The impact of the Attorney General’s announcement on that election environment is not entirely predictable. Given the length of the investigation and the extent of the coverage over years, the indictment may already be discounted in voter’s minds and baked into voter behaviour. Some commentators have speculated that it would only increase Netanyahu’s ability to depict himself as being unfairly hounded by a leftist establishment and media and will work in his favour. However, the first round of polls after the Attorney General’s announcement show a slight if further weakening in Netanyahu’s position and slight additional increases for the Blue and White party.
The election anyway may end up being decided more by what happens to a cluster of small parties in both Netanyahu’s camp and in the opposition camp, as much as it will be decided in the direct race between Likud and Blue and White.

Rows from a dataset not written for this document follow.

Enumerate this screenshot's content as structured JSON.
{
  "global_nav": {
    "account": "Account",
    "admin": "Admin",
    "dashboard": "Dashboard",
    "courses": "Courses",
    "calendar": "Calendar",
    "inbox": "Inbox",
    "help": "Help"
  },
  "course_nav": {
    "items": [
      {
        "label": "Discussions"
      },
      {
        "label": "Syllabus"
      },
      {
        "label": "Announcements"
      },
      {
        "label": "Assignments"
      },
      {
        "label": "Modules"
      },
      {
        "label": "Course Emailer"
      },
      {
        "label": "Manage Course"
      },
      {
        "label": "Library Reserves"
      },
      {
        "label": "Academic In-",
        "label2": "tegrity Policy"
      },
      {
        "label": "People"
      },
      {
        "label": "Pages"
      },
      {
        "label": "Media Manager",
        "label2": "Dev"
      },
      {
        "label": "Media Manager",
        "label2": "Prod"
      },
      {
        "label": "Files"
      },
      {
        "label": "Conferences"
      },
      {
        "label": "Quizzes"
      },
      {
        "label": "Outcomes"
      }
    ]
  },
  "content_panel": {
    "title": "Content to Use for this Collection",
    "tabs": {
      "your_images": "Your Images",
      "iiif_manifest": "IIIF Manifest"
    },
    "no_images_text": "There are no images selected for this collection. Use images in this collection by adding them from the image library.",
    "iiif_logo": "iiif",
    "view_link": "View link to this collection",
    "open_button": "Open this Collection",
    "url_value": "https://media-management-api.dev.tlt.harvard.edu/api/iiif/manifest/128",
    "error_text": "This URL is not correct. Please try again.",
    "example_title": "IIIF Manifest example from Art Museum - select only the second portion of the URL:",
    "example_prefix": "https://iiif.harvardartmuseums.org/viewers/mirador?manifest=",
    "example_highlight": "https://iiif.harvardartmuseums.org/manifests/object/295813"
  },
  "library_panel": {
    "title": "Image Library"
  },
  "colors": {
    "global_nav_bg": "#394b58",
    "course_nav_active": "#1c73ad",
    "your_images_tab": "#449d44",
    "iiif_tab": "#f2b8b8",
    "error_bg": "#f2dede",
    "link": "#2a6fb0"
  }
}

The nature of the contemporary Israeli political system is such that government is always by coalition and to create a governing coalition several parties tend to be needed, including parties with only a few seats in the 120 member Parliament. The threshold to enter the Knesset is four seats (or 3.25% of the vote), and this election may be won or lost by virtue of how many of Netanyahu’s allied parties versus opposition parties cross that threshold or fail to do so.
The election and indictment paradoxically come at a time when Netanyahu might be considered to be at his peak. He is finally cohabiting with a Republican administration in the U.S., and not just any administration but a Trump White House that shares Netanyahu’s hard-line right-wing policies and is very much a political support actor and bedfellow for Netanyahu’s Israel.
It also comes at a time when not only is the Israeli economy still doing well but during which Netanyahu has expanded Israel’s regional and international relations and has managed to a significant degree to marginalize the Palestinian issue – something the Palestinians themselves have contributed to by their ongoing division and absence of a strategy (the recent Moscow meeting of the Palestinian factions tried to but could not yet overcome those divisions).
Whether this sense of success for Netanyahu is anything more than shallow and ephemeral is certainly open to question – the Palestinians are still physically on the ground and a new Palestinian strategy and struggle could pose even greater challenges to an Israel that has perhaps made the two-state option irreversibly difficult to reach. Likewise, in the region, Israel is mostly allied with the losing side and Israel’s adversaries have notched up a number of successes.
The mood in Israel suggests that this is a moment of truth for Netanyahu – whether in the very short term in the election against Gantz or in the more immediate term with a likely indictment and trial facing him, and there is also the simple factor of fatigue with Netanyahu after so long in office.
While an alternative set of policies are not really a central part of this election campaign – the Gantz party has aligned with Netanyahu on Iran and the region and set unreasonable, in fact, impossible terms for any future arrangements with the Palestinians – much is nonetheless at stake, possibly including Bibi’s own personal freedom.
Israel will inevitably pass through a period of much greater political fluidity and uncertainty if (when) Netanyahu departs the stage and his personal relations with world leaders will not be so easily replicated, eventually core regional policies may even be re-visited. However, if Netanyahu does stay in power, he may be more unpredictable and risk averse than in the past, a potentially dangerous combination.